#### [What the exercise asks]
All entries are to be copied verbatim, while the pictures stay out.

#### [Provided records]
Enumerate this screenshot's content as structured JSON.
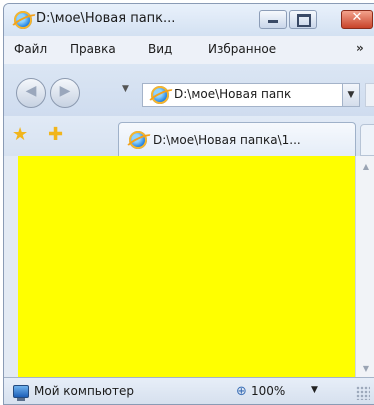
{
  "window": {
    "title": "D:\\мое\\Новая папк..."
  },
  "menu": {
    "items": [
      "Файл",
      "Правка",
      "Вид",
      "Избранное"
    ],
    "overflow": "»"
  },
  "address": {
    "value": "D:\\мое\\Новая папк"
  },
  "tab": {
    "title": "D:\\мое\\Новая папка\\1..."
  },
  "content": {
    "background_color": "#ffff00"
  },
  "status": {
    "zone": "Мой компьютер",
    "zoom": "100%"
  },
  "icons": {
    "browser": "ie-icon",
    "favorites": "favorites-star-icon",
    "add_favorites": "add-favorites-star-icon",
    "computer": "computer-icon",
    "zoom": "zoom-icon"
  }
}
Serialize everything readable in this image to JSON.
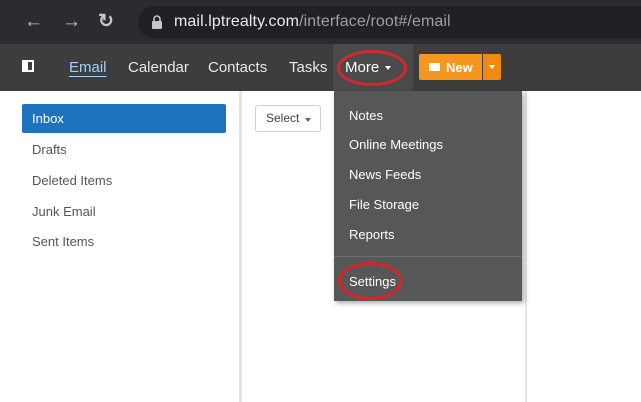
{
  "browser": {
    "url_host": "mail.lptrealty.com",
    "url_path": "/interface/root#/email"
  },
  "nav": {
    "items": [
      "Email",
      "Calendar",
      "Contacts",
      "Tasks"
    ],
    "more_label": "More",
    "new_label": "New"
  },
  "sidebar": {
    "folders": [
      "Inbox",
      "Drafts",
      "Deleted Items",
      "Junk Email",
      "Sent Items"
    ],
    "selected": "Inbox"
  },
  "list": {
    "select_label": "Select"
  },
  "more_menu": {
    "items": [
      "Notes",
      "Online Meetings",
      "News Feeds",
      "File Storage",
      "Reports"
    ],
    "settings": "Settings"
  },
  "colors": {
    "accent_blue": "#1e73be",
    "new_orange": "#f5961e",
    "highlight_red": "#d7262b"
  }
}
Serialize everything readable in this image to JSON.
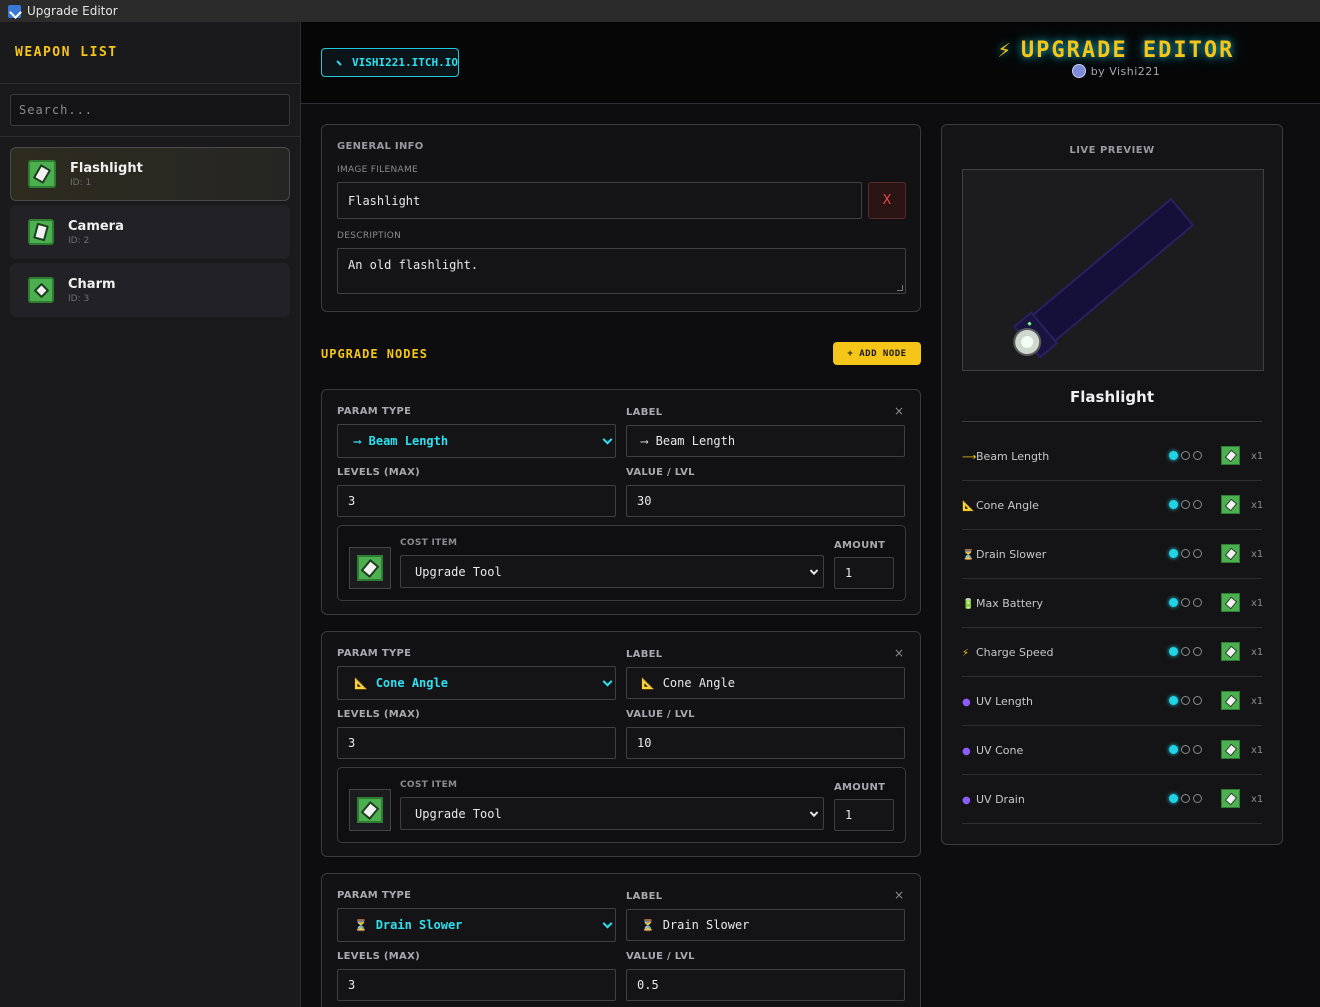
{
  "window": {
    "title": "Upgrade Editor"
  },
  "sidebar": {
    "title": "WEAPON LIST",
    "search_placeholder": "Search...",
    "items": [
      {
        "name": "Flashlight",
        "id": "ID: 1",
        "active": true
      },
      {
        "name": "Camera",
        "id": "ID: 2",
        "active": false
      },
      {
        "name": "Charm",
        "id": "ID: 3",
        "active": false
      }
    ]
  },
  "header": {
    "link_label": "VISHI221.ITCH.IO",
    "brand_icon": "⚡",
    "brand_title": "UPGRADE EDITOR",
    "brand_byline": "by Vishi221"
  },
  "general": {
    "section_label": "GENERAL INFO",
    "image_label": "IMAGE FILENAME",
    "image_value": "Flashlight",
    "clear_label": "X",
    "description_label": "DESCRIPTION",
    "description_value": "An old flashlight."
  },
  "nodes_section": {
    "title": "UPGRADE NODES",
    "add_label": "+ ADD NODE"
  },
  "node_labels": {
    "param_type": "PARAM TYPE",
    "label": "LABEL",
    "levels": "LEVELS (MAX)",
    "value": "VALUE / LVL",
    "cost_item": "COST ITEM",
    "amount": "AMOUNT",
    "close": "×"
  },
  "nodes": [
    {
      "param_icon": "⟶",
      "param_type": "Beam Length",
      "label_icon": "⟶",
      "label": "Beam Length",
      "levels": "3",
      "value": "30",
      "cost_item": "Upgrade Tool",
      "amount": "1"
    },
    {
      "param_icon": "📐",
      "param_type": "Cone Angle",
      "label_icon": "📐",
      "label": "Cone Angle",
      "levels": "3",
      "value": "10",
      "cost_item": "Upgrade Tool",
      "amount": "1"
    },
    {
      "param_icon": "⏳",
      "param_type": "Drain Slower",
      "label_icon": "⏳",
      "label": "Drain Slower",
      "levels": "3",
      "value": "0.5"
    }
  ],
  "preview": {
    "title": "LIVE PREVIEW",
    "name": "Flashlight",
    "stats": [
      {
        "icon": "⟶",
        "name": "Beam Length",
        "filled": 1,
        "total": 3,
        "mult": "x1"
      },
      {
        "icon": "📐",
        "name": "Cone Angle",
        "filled": 1,
        "total": 3,
        "mult": "x1"
      },
      {
        "icon": "⏳",
        "name": "Drain Slower",
        "filled": 1,
        "total": 3,
        "mult": "x1"
      },
      {
        "icon": "🔋",
        "name": "Max Battery",
        "filled": 1,
        "total": 3,
        "mult": "x1"
      },
      {
        "icon": "⚡",
        "name": "Charge Speed",
        "filled": 1,
        "total": 3,
        "mult": "x1"
      },
      {
        "icon": "●",
        "name": "UV Length",
        "filled": 1,
        "total": 3,
        "mult": "x1"
      },
      {
        "icon": "●",
        "name": "UV Cone",
        "filled": 1,
        "total": 3,
        "mult": "x1"
      },
      {
        "icon": "●",
        "name": "UV Drain",
        "filled": 1,
        "total": 3,
        "mult": "x1"
      }
    ]
  },
  "colors": {
    "accent_yellow": "#f5c518",
    "accent_cyan": "#22d3e6",
    "panel": "#121214",
    "uv_purple": "#8b5cf6"
  }
}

#### [Output for this task]
Enumerate this screenshot's content as structured JSON.
{
  "window": {
    "title": "D:\\мое\\Новая папк..."
  },
  "menu": {
    "items": [
      "Файл",
      "Правка",
      "Вид",
      "Избранное"
    ],
    "overflow": "»"
  },
  "address": {
    "value": "D:\\мое\\Новая папк"
  },
  "tab": {
    "title": "D:\\мое\\Новая папка\\1..."
  },
  "content": {
    "background_color": "#ffff00"
  },
  "status": {
    "zone": "Мой компьютер",
    "zoom": "100%"
  },
  "icons": {
    "browser": "ie-icon",
    "favorites": "favorites-star-icon",
    "add_favorites": "add-favorites-star-icon",
    "computer": "computer-icon",
    "zoom": "zoom-icon"
  }
}
Serialize everything readable in this image to JSON.
{
  "browser": {
    "url_host": "mail.lptrealty.com",
    "url_path": "/interface/root#/email"
  },
  "nav": {
    "items": [
      "Email",
      "Calendar",
      "Contacts",
      "Tasks"
    ],
    "more_label": "More",
    "new_label": "New"
  },
  "sidebar": {
    "folders": [
      "Inbox",
      "Drafts",
      "Deleted Items",
      "Junk Email",
      "Sent Items"
    ],
    "selected": "Inbox"
  },
  "list": {
    "select_label": "Select"
  },
  "more_menu": {
    "items": [
      "Notes",
      "Online Meetings",
      "News Feeds",
      "File Storage",
      "Reports"
    ],
    "settings": "Settings"
  },
  "colors": {
    "accent_blue": "#1e73be",
    "new_orange": "#f5961e",
    "highlight_red": "#d7262b"
  }
}
Serialize everything readable in this image to JSON.
{
  "window": {
    "title": "Upgrade Editor"
  },
  "sidebar": {
    "title": "WEAPON LIST",
    "search_placeholder": "Search...",
    "items": [
      {
        "name": "Flashlight",
        "id": "ID: 1",
        "active": true
      },
      {
        "name": "Camera",
        "id": "ID: 2",
        "active": false
      },
      {
        "name": "Charm",
        "id": "ID: 3",
        "active": false
      }
    ]
  },
  "header": {
    "link_label": "VISHI221.ITCH.IO",
    "brand_icon": "⚡",
    "brand_title": "UPGRADE EDITOR",
    "brand_byline": "by Vishi221"
  },
  "general": {
    "section_label": "GENERAL INFO",
    "image_label": "IMAGE FILENAME",
    "image_value": "Flashlight",
    "clear_label": "X",
    "description_label": "DESCRIPTION",
    "description_value": "An old flashlight."
  },
  "nodes_section": {
    "title": "UPGRADE NODES",
    "add_label": "+ ADD NODE"
  },
  "node_labels": {
    "param_type": "PARAM TYPE",
    "label": "LABEL",
    "levels": "LEVELS (MAX)",
    "value": "VALUE / LVL",
    "cost_item": "COST ITEM",
    "amount": "AMOUNT",
    "close": "×"
  },
  "nodes": [
    {
      "param_icon": "⟶",
      "param_type": "Beam Length",
      "label_icon": "⟶",
      "label": "Beam Length",
      "levels": "3",
      "value": "30",
      "cost_item": "Upgrade Tool",
      "amount": "1"
    },
    {
      "param_icon": "📐",
      "param_type": "Cone Angle",
      "label_icon": "📐",
      "label": "Cone Angle",
      "levels": "3",
      "value": "10",
      "cost_item": "Upgrade Tool",
      "amount": "1"
    },
    {
      "param_icon": "⏳",
      "param_type": "Drain Slower",
      "label_icon": "⏳",
      "label": "Drain Slower",
      "levels": "3",
      "value": "0.5"
    }
  ],
  "preview": {
    "title": "LIVE PREVIEW",
    "name": "Flashlight",
    "stats": [
      {
        "icon": "⟶",
        "name": "Beam Length",
        "filled": 1,
        "total": 3,
        "mult": "x1"
      },
      {
        "icon": "📐",
        "name": "Cone Angle",
        "filled": 1,
        "total": 3,
        "mult": "x1"
      },
      {
        "icon": "⏳",
        "name": "Drain Slower",
        "filled": 1,
        "total": 3,
        "mult": "x1"
      },
      {
        "icon": "🔋",
        "name": "Max Battery",
        "filled": 1,
        "total": 3,
        "mult": "x1"
      },
      {
        "icon": "⚡",
        "name": "Charge Speed",
        "filled": 1,
        "total": 3,
        "mult": "x1"
      },
      {
        "icon": "●",
        "name": "UV Length",
        "filled": 1,
        "total": 3,
        "mult": "x1"
      },
      {
        "icon": "●",
        "name": "UV Cone",
        "filled": 1,
        "total": 3,
        "mult": "x1"
      },
      {
        "icon": "●",
        "name": "UV Drain",
        "filled": 1,
        "total": 3,
        "mult": "x1"
      }
    ]
  },
  "colors": {
    "accent_yellow": "#f5c518",
    "accent_cyan": "#22d3e6",
    "panel": "#121214",
    "uv_purple": "#8b5cf6"
  }
}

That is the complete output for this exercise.